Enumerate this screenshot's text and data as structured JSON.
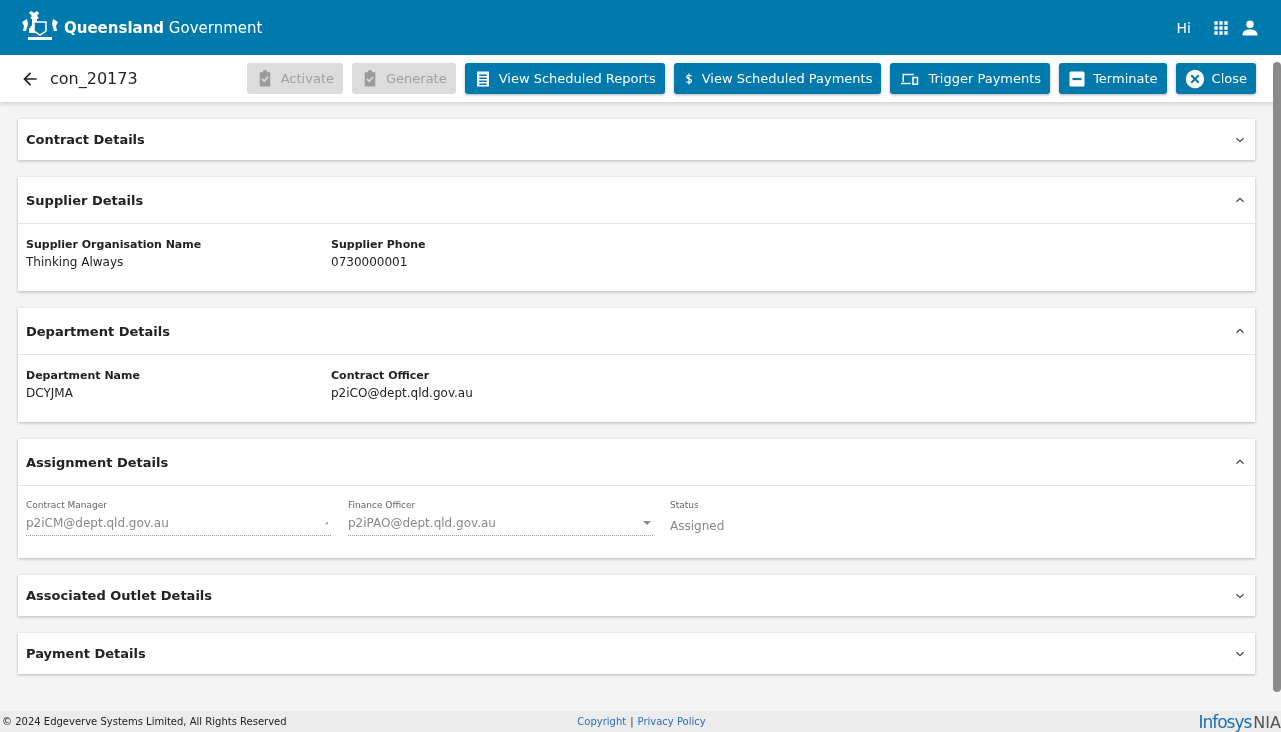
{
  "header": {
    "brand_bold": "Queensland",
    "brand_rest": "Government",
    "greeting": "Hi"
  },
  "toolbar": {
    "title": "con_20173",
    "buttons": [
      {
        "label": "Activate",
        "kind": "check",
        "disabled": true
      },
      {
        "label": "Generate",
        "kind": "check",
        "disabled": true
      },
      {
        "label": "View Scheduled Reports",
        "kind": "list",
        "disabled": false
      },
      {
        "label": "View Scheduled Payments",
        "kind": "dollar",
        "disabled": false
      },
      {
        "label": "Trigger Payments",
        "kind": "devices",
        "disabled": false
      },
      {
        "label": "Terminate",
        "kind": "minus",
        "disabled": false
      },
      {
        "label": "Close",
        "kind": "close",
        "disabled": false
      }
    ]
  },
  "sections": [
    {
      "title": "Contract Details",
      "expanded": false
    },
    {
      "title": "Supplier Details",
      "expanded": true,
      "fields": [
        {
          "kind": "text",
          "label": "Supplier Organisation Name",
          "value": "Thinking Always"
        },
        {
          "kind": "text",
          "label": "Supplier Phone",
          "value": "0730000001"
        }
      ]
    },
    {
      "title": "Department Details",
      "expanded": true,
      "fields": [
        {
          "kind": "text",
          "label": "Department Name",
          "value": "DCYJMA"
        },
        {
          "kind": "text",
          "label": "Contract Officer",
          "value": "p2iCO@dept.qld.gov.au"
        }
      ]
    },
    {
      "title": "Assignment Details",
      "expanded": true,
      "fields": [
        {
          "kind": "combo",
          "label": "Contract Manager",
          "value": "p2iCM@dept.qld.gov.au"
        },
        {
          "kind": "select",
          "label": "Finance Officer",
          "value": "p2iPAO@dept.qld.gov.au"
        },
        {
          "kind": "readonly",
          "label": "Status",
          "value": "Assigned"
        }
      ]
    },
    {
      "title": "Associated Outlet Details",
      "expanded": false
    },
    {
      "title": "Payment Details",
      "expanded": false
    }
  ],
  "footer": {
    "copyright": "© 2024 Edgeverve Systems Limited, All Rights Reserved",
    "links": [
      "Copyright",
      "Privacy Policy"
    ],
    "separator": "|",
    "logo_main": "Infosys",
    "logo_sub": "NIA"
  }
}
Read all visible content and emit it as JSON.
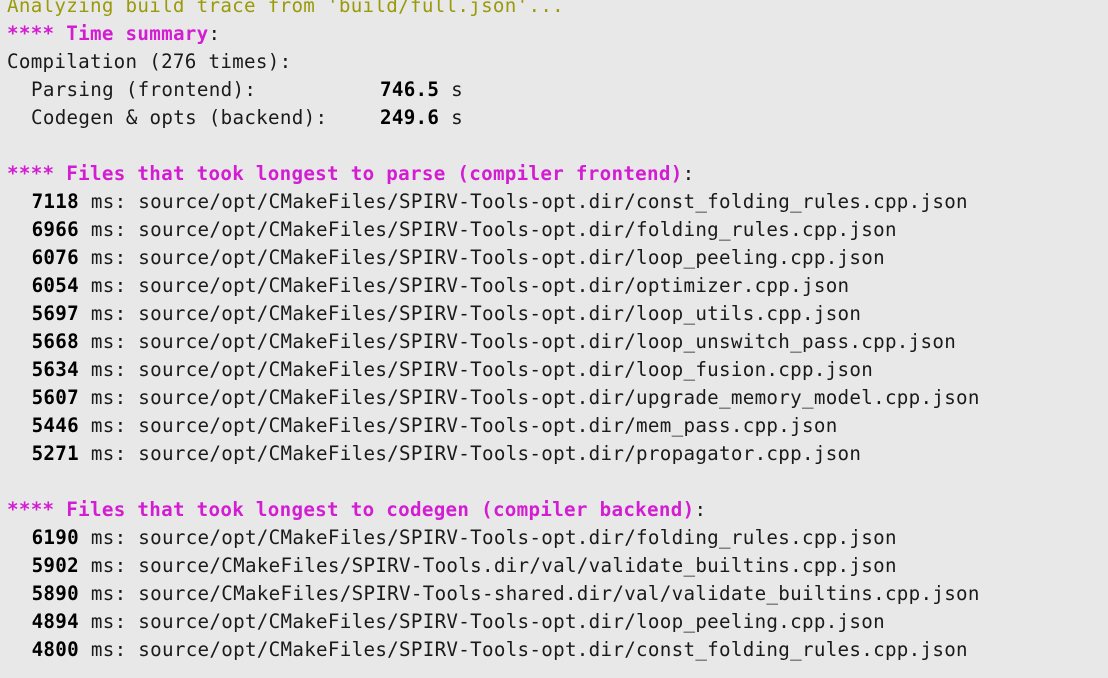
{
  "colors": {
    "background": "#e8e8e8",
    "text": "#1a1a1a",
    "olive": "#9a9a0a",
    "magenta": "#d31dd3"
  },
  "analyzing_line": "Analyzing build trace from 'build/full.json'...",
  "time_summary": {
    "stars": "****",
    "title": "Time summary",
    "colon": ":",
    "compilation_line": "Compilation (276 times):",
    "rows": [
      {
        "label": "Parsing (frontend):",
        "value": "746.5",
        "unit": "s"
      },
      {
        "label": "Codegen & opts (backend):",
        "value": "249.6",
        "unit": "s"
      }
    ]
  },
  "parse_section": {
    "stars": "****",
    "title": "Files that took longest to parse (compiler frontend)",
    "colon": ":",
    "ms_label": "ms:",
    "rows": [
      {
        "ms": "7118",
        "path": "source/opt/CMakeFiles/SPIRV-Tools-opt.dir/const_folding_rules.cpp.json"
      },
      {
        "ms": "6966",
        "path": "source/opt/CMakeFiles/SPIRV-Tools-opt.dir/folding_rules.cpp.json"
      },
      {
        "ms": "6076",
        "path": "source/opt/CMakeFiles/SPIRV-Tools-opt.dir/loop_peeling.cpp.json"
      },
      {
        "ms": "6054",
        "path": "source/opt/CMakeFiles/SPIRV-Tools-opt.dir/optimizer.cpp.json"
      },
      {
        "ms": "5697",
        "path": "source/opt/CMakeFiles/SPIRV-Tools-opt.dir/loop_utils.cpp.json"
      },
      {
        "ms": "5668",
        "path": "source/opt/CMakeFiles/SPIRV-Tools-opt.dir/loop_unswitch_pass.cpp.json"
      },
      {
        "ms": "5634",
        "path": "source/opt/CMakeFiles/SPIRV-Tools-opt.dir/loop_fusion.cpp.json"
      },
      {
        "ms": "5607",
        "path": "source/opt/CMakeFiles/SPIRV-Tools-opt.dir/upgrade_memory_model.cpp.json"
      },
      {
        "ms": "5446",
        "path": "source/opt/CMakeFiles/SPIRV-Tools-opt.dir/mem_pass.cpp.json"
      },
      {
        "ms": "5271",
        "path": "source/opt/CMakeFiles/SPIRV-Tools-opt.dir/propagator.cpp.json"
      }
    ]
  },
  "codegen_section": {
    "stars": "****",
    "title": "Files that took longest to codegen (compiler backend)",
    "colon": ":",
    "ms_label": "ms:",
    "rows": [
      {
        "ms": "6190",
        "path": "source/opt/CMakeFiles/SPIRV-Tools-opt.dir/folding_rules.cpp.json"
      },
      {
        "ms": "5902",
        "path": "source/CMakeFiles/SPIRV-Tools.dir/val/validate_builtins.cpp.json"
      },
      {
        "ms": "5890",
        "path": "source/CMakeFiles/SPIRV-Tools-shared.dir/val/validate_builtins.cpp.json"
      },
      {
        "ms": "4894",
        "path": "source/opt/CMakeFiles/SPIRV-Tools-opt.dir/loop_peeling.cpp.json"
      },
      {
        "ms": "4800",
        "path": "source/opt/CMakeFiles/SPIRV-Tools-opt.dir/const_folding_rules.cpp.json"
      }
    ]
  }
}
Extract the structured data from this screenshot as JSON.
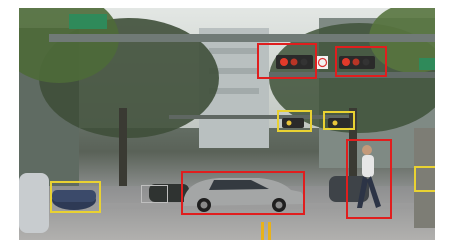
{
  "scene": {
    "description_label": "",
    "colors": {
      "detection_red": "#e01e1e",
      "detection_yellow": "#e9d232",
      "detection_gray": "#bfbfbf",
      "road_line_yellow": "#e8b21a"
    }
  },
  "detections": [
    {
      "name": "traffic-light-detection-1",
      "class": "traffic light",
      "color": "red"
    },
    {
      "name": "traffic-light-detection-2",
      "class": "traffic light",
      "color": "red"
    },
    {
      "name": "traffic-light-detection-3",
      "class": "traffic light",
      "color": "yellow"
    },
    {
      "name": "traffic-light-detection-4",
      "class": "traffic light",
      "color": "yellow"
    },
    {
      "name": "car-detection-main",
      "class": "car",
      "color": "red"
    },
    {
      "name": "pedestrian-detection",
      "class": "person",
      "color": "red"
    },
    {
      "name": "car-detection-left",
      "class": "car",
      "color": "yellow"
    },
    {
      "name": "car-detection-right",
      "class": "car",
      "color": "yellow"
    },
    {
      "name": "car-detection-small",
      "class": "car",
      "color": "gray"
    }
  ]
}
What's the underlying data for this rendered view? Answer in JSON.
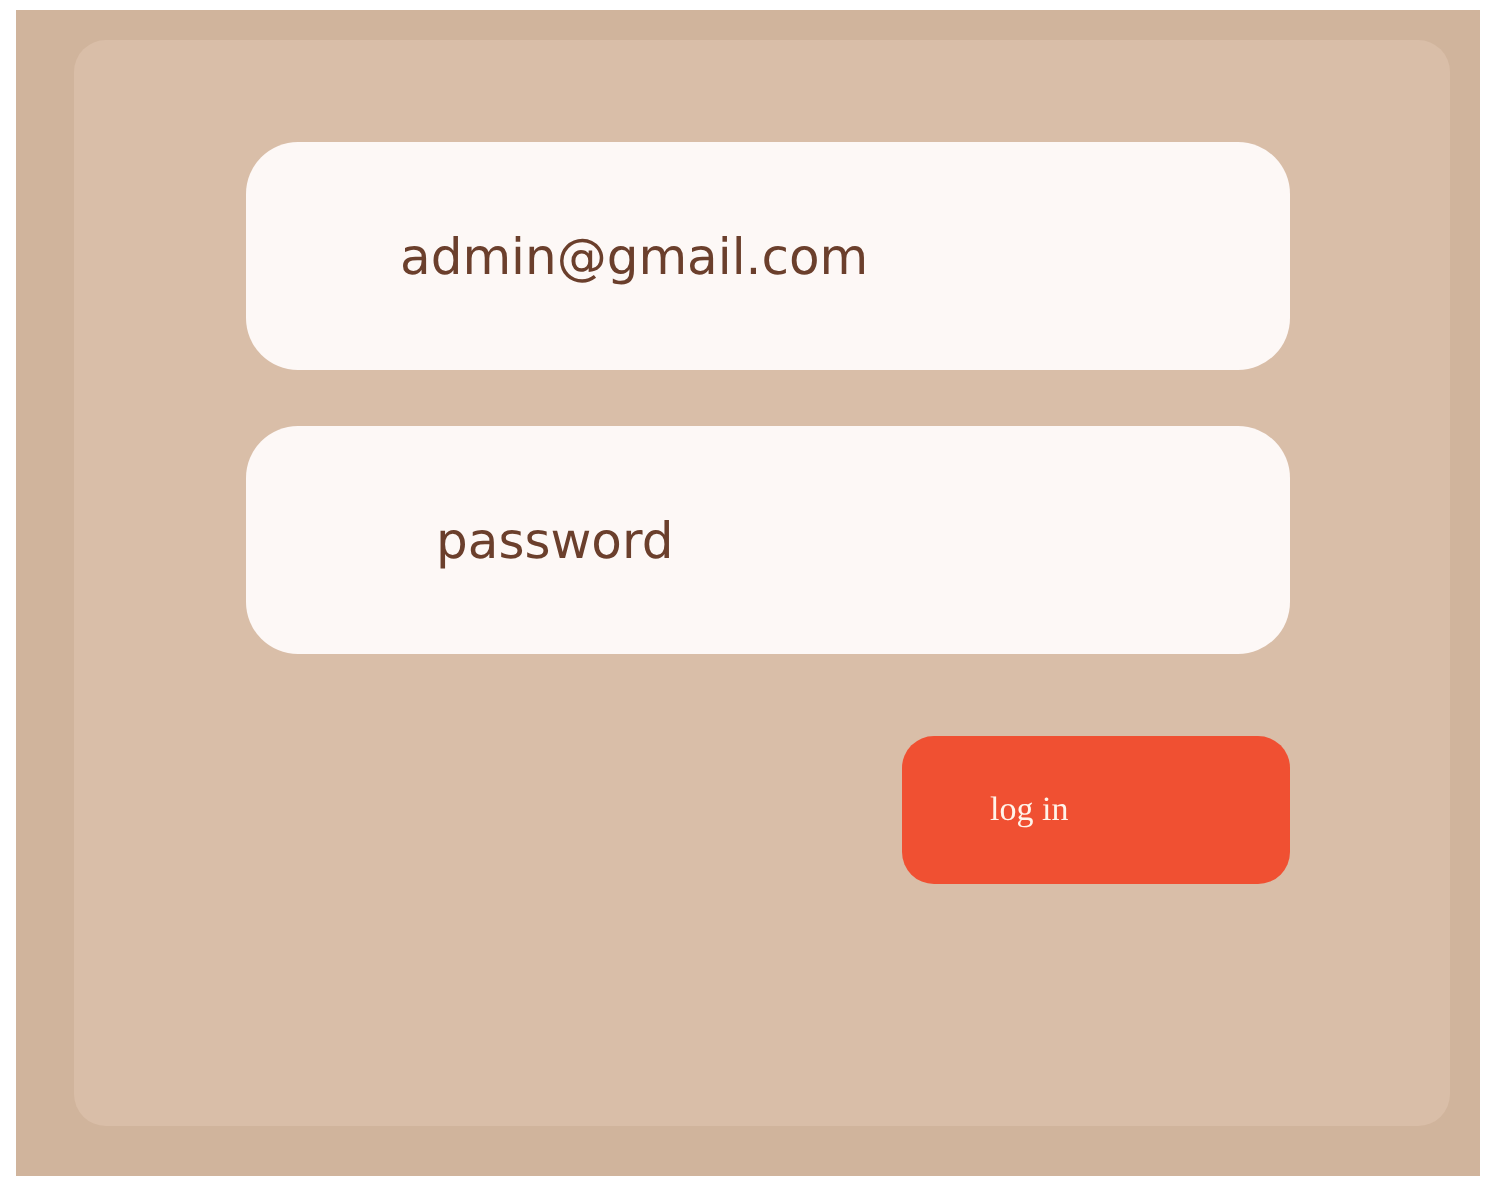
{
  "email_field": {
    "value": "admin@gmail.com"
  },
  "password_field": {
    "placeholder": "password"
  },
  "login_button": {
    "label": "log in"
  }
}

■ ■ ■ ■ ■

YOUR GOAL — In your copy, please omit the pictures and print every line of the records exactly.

TASK RESULT —
Enumerate this screenshot's text and data as structured JSON.
{
  "header": {
    "brand_bold": "Queensland",
    "brand_rest": "Government",
    "greeting": "Hi"
  },
  "toolbar": {
    "title": "con_20173",
    "buttons": [
      {
        "label": "Activate",
        "kind": "check",
        "disabled": true
      },
      {
        "label": "Generate",
        "kind": "check",
        "disabled": true
      },
      {
        "label": "View Scheduled Reports",
        "kind": "list",
        "disabled": false
      },
      {
        "label": "View Scheduled Payments",
        "kind": "dollar",
        "disabled": false
      },
      {
        "label": "Trigger Payments",
        "kind": "devices",
        "disabled": false
      },
      {
        "label": "Terminate",
        "kind": "minus",
        "disabled": false
      },
      {
        "label": "Close",
        "kind": "close",
        "disabled": false
      }
    ]
  },
  "sections": [
    {
      "title": "Contract Details",
      "expanded": false
    },
    {
      "title": "Supplier Details",
      "expanded": true,
      "fields": [
        {
          "kind": "text",
          "label": "Supplier Organisation Name",
          "value": "Thinking Always"
        },
        {
          "kind": "text",
          "label": "Supplier Phone",
          "value": "0730000001"
        }
      ]
    },
    {
      "title": "Department Details",
      "expanded": true,
      "fields": [
        {
          "kind": "text",
          "label": "Department Name",
          "value": "DCYJMA"
        },
        {
          "kind": "text",
          "label": "Contract Officer",
          "value": "p2iCO@dept.qld.gov.au"
        }
      ]
    },
    {
      "title": "Assignment Details",
      "expanded": true,
      "fields": [
        {
          "kind": "combo",
          "label": "Contract Manager",
          "value": "p2iCM@dept.qld.gov.au"
        },
        {
          "kind": "select",
          "label": "Finance Officer",
          "value": "p2iPAO@dept.qld.gov.au"
        },
        {
          "kind": "readonly",
          "label": "Status",
          "value": "Assigned"
        }
      ]
    },
    {
      "title": "Associated Outlet Details",
      "expanded": false
    },
    {
      "title": "Payment Details",
      "expanded": false
    }
  ],
  "footer": {
    "copyright": "© 2024 Edgeverve Systems Limited, All Rights Reserved",
    "links": [
      "Copyright",
      "Privacy Policy"
    ],
    "separator": "|",
    "logo_main": "Infosys",
    "logo_sub": "NIA"
  }
}
Read all visible content and emit it as JSON.
{
  "colors": {
    "background": "#e8e8e8",
    "text": "#1a1a1a",
    "olive": "#9a9a0a",
    "magenta": "#d31dd3"
  },
  "analyzing_line": "Analyzing build trace from 'build/full.json'...",
  "time_summary": {
    "stars": "****",
    "title": "Time summary",
    "colon": ":",
    "compilation_line": "Compilation (276 times):",
    "rows": [
      {
        "label": "Parsing (frontend):",
        "value": "746.5",
        "unit": "s"
      },
      {
        "label": "Codegen & opts (backend):",
        "value": "249.6",
        "unit": "s"
      }
    ]
  },
  "parse_section": {
    "stars": "****",
    "title": "Files that took longest to parse (compiler frontend)",
    "colon": ":",
    "ms_label": "ms:",
    "rows": [
      {
        "ms": "7118",
        "path": "source/opt/CMakeFiles/SPIRV-Tools-opt.dir/const_folding_rules.cpp.json"
      },
      {
        "ms": "6966",
        "path": "source/opt/CMakeFiles/SPIRV-Tools-opt.dir/folding_rules.cpp.json"
      },
      {
        "ms": "6076",
        "path": "source/opt/CMakeFiles/SPIRV-Tools-opt.dir/loop_peeling.cpp.json"
      },
      {
        "ms": "6054",
        "path": "source/opt/CMakeFiles/SPIRV-Tools-opt.dir/optimizer.cpp.json"
      },
      {
        "ms": "5697",
        "path": "source/opt/CMakeFiles/SPIRV-Tools-opt.dir/loop_utils.cpp.json"
      },
      {
        "ms": "5668",
        "path": "source/opt/CMakeFiles/SPIRV-Tools-opt.dir/loop_unswitch_pass.cpp.json"
      },
      {
        "ms": "5634",
        "path": "source/opt/CMakeFiles/SPIRV-Tools-opt.dir/loop_fusion.cpp.json"
      },
      {
        "ms": "5607",
        "path": "source/opt/CMakeFiles/SPIRV-Tools-opt.dir/upgrade_memory_model.cpp.json"
      },
      {
        "ms": "5446",
        "path": "source/opt/CMakeFiles/SPIRV-Tools-opt.dir/mem_pass.cpp.json"
      },
      {
        "ms": "5271",
        "path": "source/opt/CMakeFiles/SPIRV-Tools-opt.dir/propagator.cpp.json"
      }
    ]
  },
  "codegen_section": {
    "stars": "****",
    "title": "Files that took longest to codegen (compiler backend)",
    "colon": ":",
    "ms_label": "ms:",
    "rows": [
      {
        "ms": "6190",
        "path": "source/opt/CMakeFiles/SPIRV-Tools-opt.dir/folding_rules.cpp.json"
      },
      {
        "ms": "5902",
        "path": "source/CMakeFiles/SPIRV-Tools.dir/val/validate_builtins.cpp.json"
      },
      {
        "ms": "5890",
        "path": "source/CMakeFiles/SPIRV-Tools-shared.dir/val/validate_builtins.cpp.json"
      },
      {
        "ms": "4894",
        "path": "source/opt/CMakeFiles/SPIRV-Tools-opt.dir/loop_peeling.cpp.json"
      },
      {
        "ms": "4800",
        "path": "source/opt/CMakeFiles/SPIRV-Tools-opt.dir/const_folding_rules.cpp.json"
      }
    ]
  }
}
Extract the structured data from this screenshot as JSON.
{
  "scene": {
    "description_label": "",
    "colors": {
      "detection_red": "#e01e1e",
      "detection_yellow": "#e9d232",
      "detection_gray": "#bfbfbf",
      "road_line_yellow": "#e8b21a"
    }
  },
  "detections": [
    {
      "name": "traffic-light-detection-1",
      "class": "traffic light",
      "color": "red"
    },
    {
      "name": "traffic-light-detection-2",
      "class": "traffic light",
      "color": "red"
    },
    {
      "name": "traffic-light-detection-3",
      "class": "traffic light",
      "color": "yellow"
    },
    {
      "name": "traffic-light-detection-4",
      "class": "traffic light",
      "color": "yellow"
    },
    {
      "name": "car-detection-main",
      "class": "car",
      "color": "red"
    },
    {
      "name": "pedestrian-detection",
      "class": "person",
      "color": "red"
    },
    {
      "name": "car-detection-left",
      "class": "car",
      "color": "yellow"
    },
    {
      "name": "car-detection-right",
      "class": "car",
      "color": "yellow"
    },
    {
      "name": "car-detection-small",
      "class": "car",
      "color": "gray"
    }
  ]
}
What's the underlying data for this rendered view? Answer in JSON.
{
  "email_field": {
    "value": "admin@gmail.com"
  },
  "password_field": {
    "placeholder": "password"
  },
  "login_button": {
    "label": "log in"
  }
}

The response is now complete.